Graduate Program

Biological Sciences

Degree Name

Master of Science (MS)

Semester of Degree Completion


Thesis Director

Thomas Canam

Thesis Committee Member

Chang-Hyun Kim

Thesis Committee Member

Antony O. Oluoch
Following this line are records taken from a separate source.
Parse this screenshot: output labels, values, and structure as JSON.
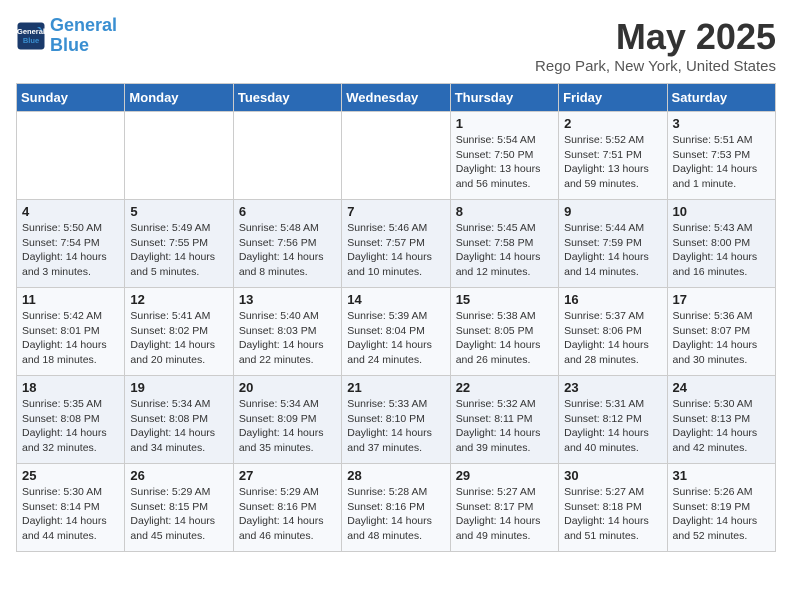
{
  "logo": {
    "line1": "General",
    "line2": "Blue"
  },
  "title": "May 2025",
  "subtitle": "Rego Park, New York, United States",
  "headers": [
    "Sunday",
    "Monday",
    "Tuesday",
    "Wednesday",
    "Thursday",
    "Friday",
    "Saturday"
  ],
  "weeks": [
    [
      {
        "num": "",
        "info": ""
      },
      {
        "num": "",
        "info": ""
      },
      {
        "num": "",
        "info": ""
      },
      {
        "num": "",
        "info": ""
      },
      {
        "num": "1",
        "info": "Sunrise: 5:54 AM\nSunset: 7:50 PM\nDaylight: 13 hours\nand 56 minutes."
      },
      {
        "num": "2",
        "info": "Sunrise: 5:52 AM\nSunset: 7:51 PM\nDaylight: 13 hours\nand 59 minutes."
      },
      {
        "num": "3",
        "info": "Sunrise: 5:51 AM\nSunset: 7:53 PM\nDaylight: 14 hours\nand 1 minute."
      }
    ],
    [
      {
        "num": "4",
        "info": "Sunrise: 5:50 AM\nSunset: 7:54 PM\nDaylight: 14 hours\nand 3 minutes."
      },
      {
        "num": "5",
        "info": "Sunrise: 5:49 AM\nSunset: 7:55 PM\nDaylight: 14 hours\nand 5 minutes."
      },
      {
        "num": "6",
        "info": "Sunrise: 5:48 AM\nSunset: 7:56 PM\nDaylight: 14 hours\nand 8 minutes."
      },
      {
        "num": "7",
        "info": "Sunrise: 5:46 AM\nSunset: 7:57 PM\nDaylight: 14 hours\nand 10 minutes."
      },
      {
        "num": "8",
        "info": "Sunrise: 5:45 AM\nSunset: 7:58 PM\nDaylight: 14 hours\nand 12 minutes."
      },
      {
        "num": "9",
        "info": "Sunrise: 5:44 AM\nSunset: 7:59 PM\nDaylight: 14 hours\nand 14 minutes."
      },
      {
        "num": "10",
        "info": "Sunrise: 5:43 AM\nSunset: 8:00 PM\nDaylight: 14 hours\nand 16 minutes."
      }
    ],
    [
      {
        "num": "11",
        "info": "Sunrise: 5:42 AM\nSunset: 8:01 PM\nDaylight: 14 hours\nand 18 minutes."
      },
      {
        "num": "12",
        "info": "Sunrise: 5:41 AM\nSunset: 8:02 PM\nDaylight: 14 hours\nand 20 minutes."
      },
      {
        "num": "13",
        "info": "Sunrise: 5:40 AM\nSunset: 8:03 PM\nDaylight: 14 hours\nand 22 minutes."
      },
      {
        "num": "14",
        "info": "Sunrise: 5:39 AM\nSunset: 8:04 PM\nDaylight: 14 hours\nand 24 minutes."
      },
      {
        "num": "15",
        "info": "Sunrise: 5:38 AM\nSunset: 8:05 PM\nDaylight: 14 hours\nand 26 minutes."
      },
      {
        "num": "16",
        "info": "Sunrise: 5:37 AM\nSunset: 8:06 PM\nDaylight: 14 hours\nand 28 minutes."
      },
      {
        "num": "17",
        "info": "Sunrise: 5:36 AM\nSunset: 8:07 PM\nDaylight: 14 hours\nand 30 minutes."
      }
    ],
    [
      {
        "num": "18",
        "info": "Sunrise: 5:35 AM\nSunset: 8:08 PM\nDaylight: 14 hours\nand 32 minutes."
      },
      {
        "num": "19",
        "info": "Sunrise: 5:34 AM\nSunset: 8:08 PM\nDaylight: 14 hours\nand 34 minutes."
      },
      {
        "num": "20",
        "info": "Sunrise: 5:34 AM\nSunset: 8:09 PM\nDaylight: 14 hours\nand 35 minutes."
      },
      {
        "num": "21",
        "info": "Sunrise: 5:33 AM\nSunset: 8:10 PM\nDaylight: 14 hours\nand 37 minutes."
      },
      {
        "num": "22",
        "info": "Sunrise: 5:32 AM\nSunset: 8:11 PM\nDaylight: 14 hours\nand 39 minutes."
      },
      {
        "num": "23",
        "info": "Sunrise: 5:31 AM\nSunset: 8:12 PM\nDaylight: 14 hours\nand 40 minutes."
      },
      {
        "num": "24",
        "info": "Sunrise: 5:30 AM\nSunset: 8:13 PM\nDaylight: 14 hours\nand 42 minutes."
      }
    ],
    [
      {
        "num": "25",
        "info": "Sunrise: 5:30 AM\nSunset: 8:14 PM\nDaylight: 14 hours\nand 44 minutes."
      },
      {
        "num": "26",
        "info": "Sunrise: 5:29 AM\nSunset: 8:15 PM\nDaylight: 14 hours\nand 45 minutes."
      },
      {
        "num": "27",
        "info": "Sunrise: 5:29 AM\nSunset: 8:16 PM\nDaylight: 14 hours\nand 46 minutes."
      },
      {
        "num": "28",
        "info": "Sunrise: 5:28 AM\nSunset: 8:16 PM\nDaylight: 14 hours\nand 48 minutes."
      },
      {
        "num": "29",
        "info": "Sunrise: 5:27 AM\nSunset: 8:17 PM\nDaylight: 14 hours\nand 49 minutes."
      },
      {
        "num": "30",
        "info": "Sunrise: 5:27 AM\nSunset: 8:18 PM\nDaylight: 14 hours\nand 51 minutes."
      },
      {
        "num": "31",
        "info": "Sunrise: 5:26 AM\nSunset: 8:19 PM\nDaylight: 14 hours\nand 52 minutes."
      }
    ]
  ]
}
The globalization of society has led to the spread of the vectors, mosquitoes, and diseases. Each year millions of people are killed by diseases vectored by mosquitoes. For example, West Nile Virus alone killed over 2,000 people in North America in 2017; 8 of those deaths being in Illinois. Two prominent vectors of West Nile Virus are Culex pipiens and Culex restuans; which are difficult to differentiate based upon morphological features. In this study, mosquitoes collected from two Illinois counties, Coles County and Champaign County, were first identified based upon morphology and this identification was then compared to probe-based PCR analysis for species identification. Culex mosquitoes were also tested for a point mutation in the voltage-gated sodium channel that has been linked to insecticide resistance. Culex pipiens have tested positive for this point mutation. This study was the first of its kind to be performed on both Culex pipiens and Culex restuans in central Illinois, and showed that PCR identification is the most accurate way to identify the West Nile Virus vectors, Cx. pipiens and Cx. restuans, to the species level. It also showed that two known point mutations for the voltage-gated sodium channel were found in Culex pipiens populations in both Champaign and Coles Counties, with some individuals perhaps containing a novel point mutation. Future studies should continue to assess mosquito populations in these counties and others in the Midwest at the species level, and monitor the prevalence of insecticide resistance. Collectively, these data can be used to prevent and mitigate mosquito-borne illness, and help guide the use of pesticides to control mosquito populations.